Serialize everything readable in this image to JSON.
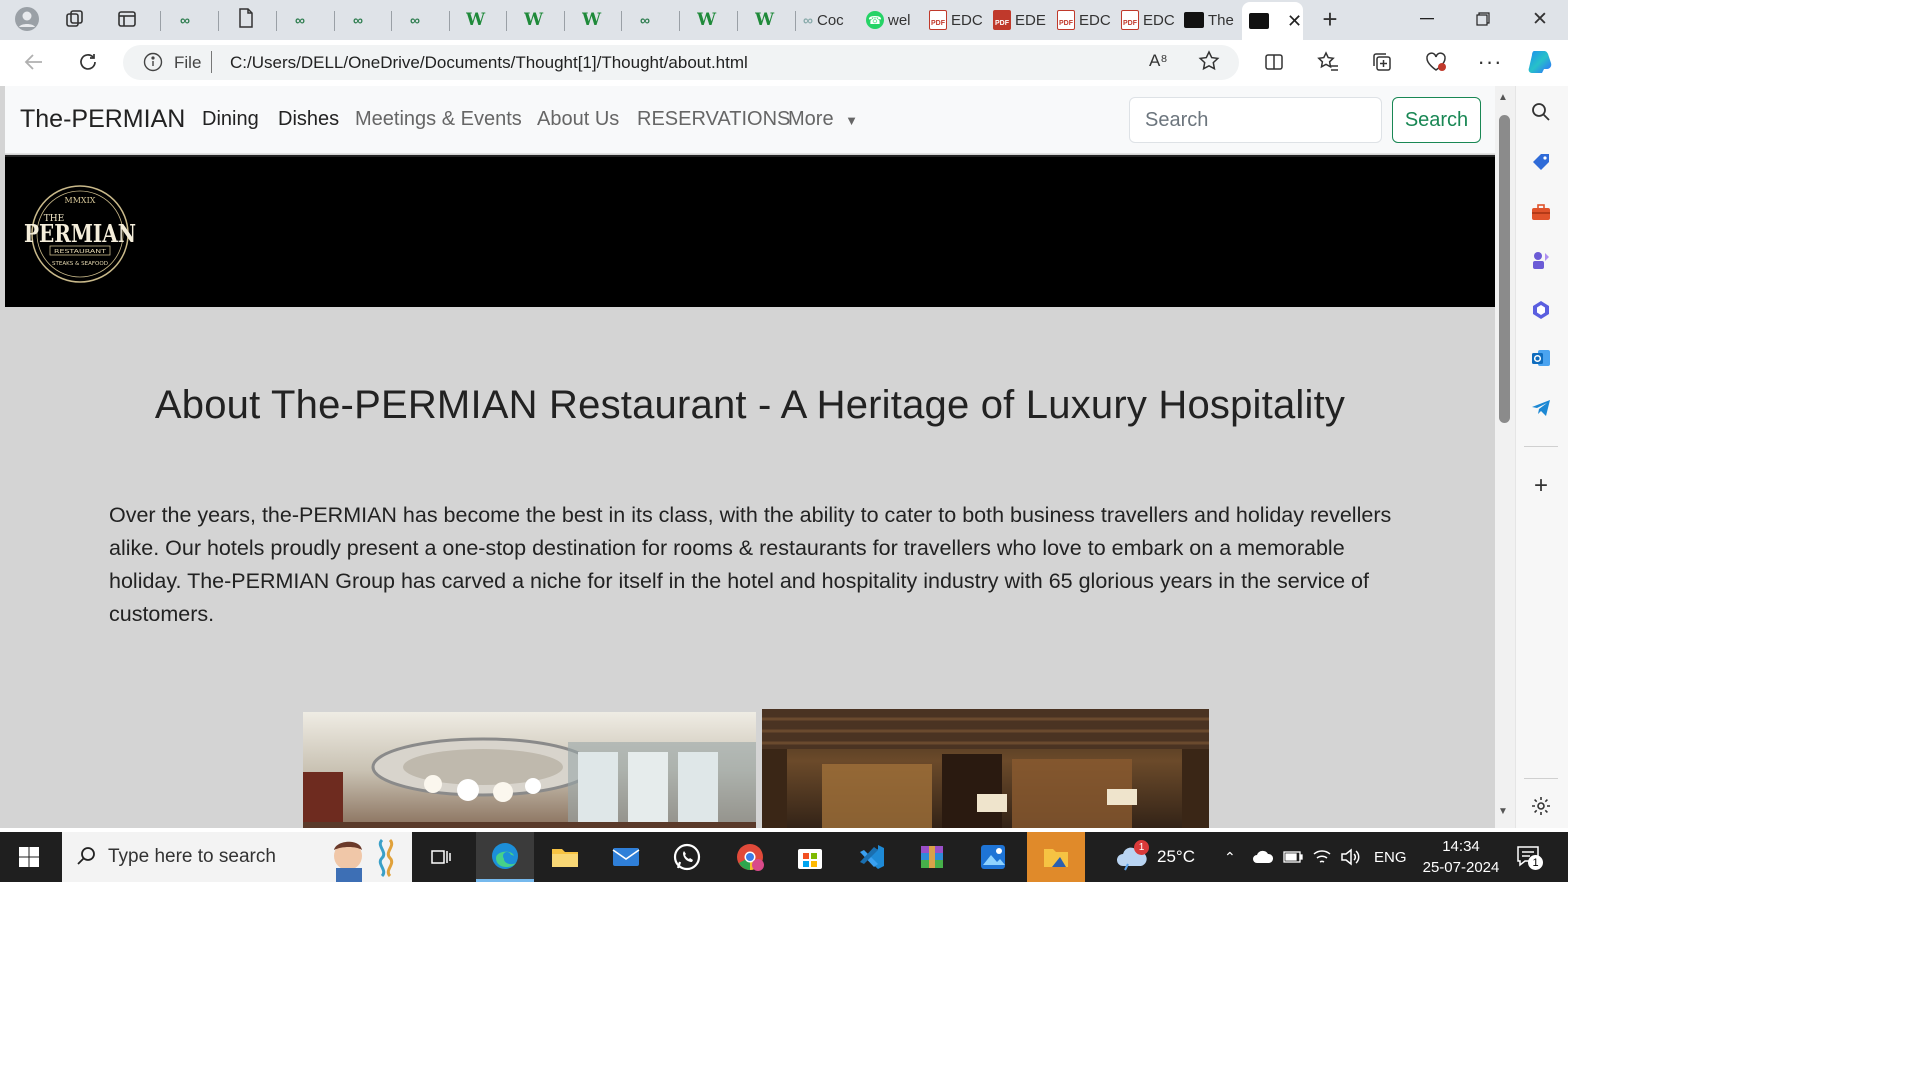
{
  "browser": {
    "tabs": [
      {
        "kind": "green",
        "label": ""
      },
      {
        "kind": "doc",
        "label": ""
      },
      {
        "kind": "green",
        "label": ""
      },
      {
        "kind": "green",
        "label": ""
      },
      {
        "kind": "green",
        "label": ""
      },
      {
        "kind": "w",
        "label": ""
      },
      {
        "kind": "w",
        "label": ""
      },
      {
        "kind": "w",
        "label": ""
      },
      {
        "kind": "green",
        "label": ""
      },
      {
        "kind": "w",
        "label": ""
      },
      {
        "kind": "w",
        "label": ""
      },
      {
        "kind": "green",
        "label": "Coc"
      },
      {
        "kind": "whatsapp",
        "label": "wel"
      },
      {
        "kind": "pdf",
        "label": "EDC"
      },
      {
        "kind": "pdf-solid",
        "label": "EDE"
      },
      {
        "kind": "pdf",
        "label": "EDC"
      },
      {
        "kind": "pdf",
        "label": "EDC"
      },
      {
        "kind": "dark",
        "label": "The"
      },
      {
        "kind": "dark",
        "label": ""
      }
    ],
    "url_scheme_label": "File",
    "url": "C:/Users/DELL/OneDrive/Documents/Thought[1]/Thought/about.html"
  },
  "page": {
    "brand": "The-PERMIAN",
    "nav": [
      "Dining",
      "Dishes",
      "Meetings & Events",
      "About Us",
      "RESERVATIONS",
      "More"
    ],
    "search_placeholder": "Search",
    "search_button": "Search",
    "logo": {
      "top": "MMXIX",
      "main": "PERMIAN",
      "the": "THE",
      "sub1": "RESTAURANT",
      "sub2": "STEAKS & SEAFOOD"
    },
    "headline": "About The-PERMIAN Restaurant - A Heritage of Luxury Hospitality",
    "paragraph": "Over the years, the-PERMIAN has become the best in its class, with the ability to cater to both business travellers and holiday revellers alike. Our hotels proudly present a one-stop destination for rooms & restaurants for travellers who love to embark on a memorable holiday. The-PERMIAN Group has carved a niche for itself in the hotel and hospitality industry with 65 glorious years in the service of customers."
  },
  "taskbar": {
    "search_placeholder": "Type here to search",
    "weather_temp": "25°C",
    "weather_badge": "1",
    "language": "ENG",
    "time": "14:34",
    "date": "25-07-2024",
    "notification_count": "1"
  }
}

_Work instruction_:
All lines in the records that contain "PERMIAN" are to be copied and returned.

_Task solution_:
    "brand": "The-PERMIAN",
      "main": "PERMIAN",
    "headline": "About The-PERMIAN Restaurant - A Heritage of Luxury Hospitality",
    "paragraph": "Over the years, the-PERMIAN has become the best in its class, with the ability to cater to both business travellers and holiday revellers alike. Our hotels proudly present a one-stop destination for rooms & restaurants for travellers who love to embark on a memorable holiday. The-PERMIAN Group has carved a niche for itself in the hotel and hospitality industry with 65 glorious years in the service of customers."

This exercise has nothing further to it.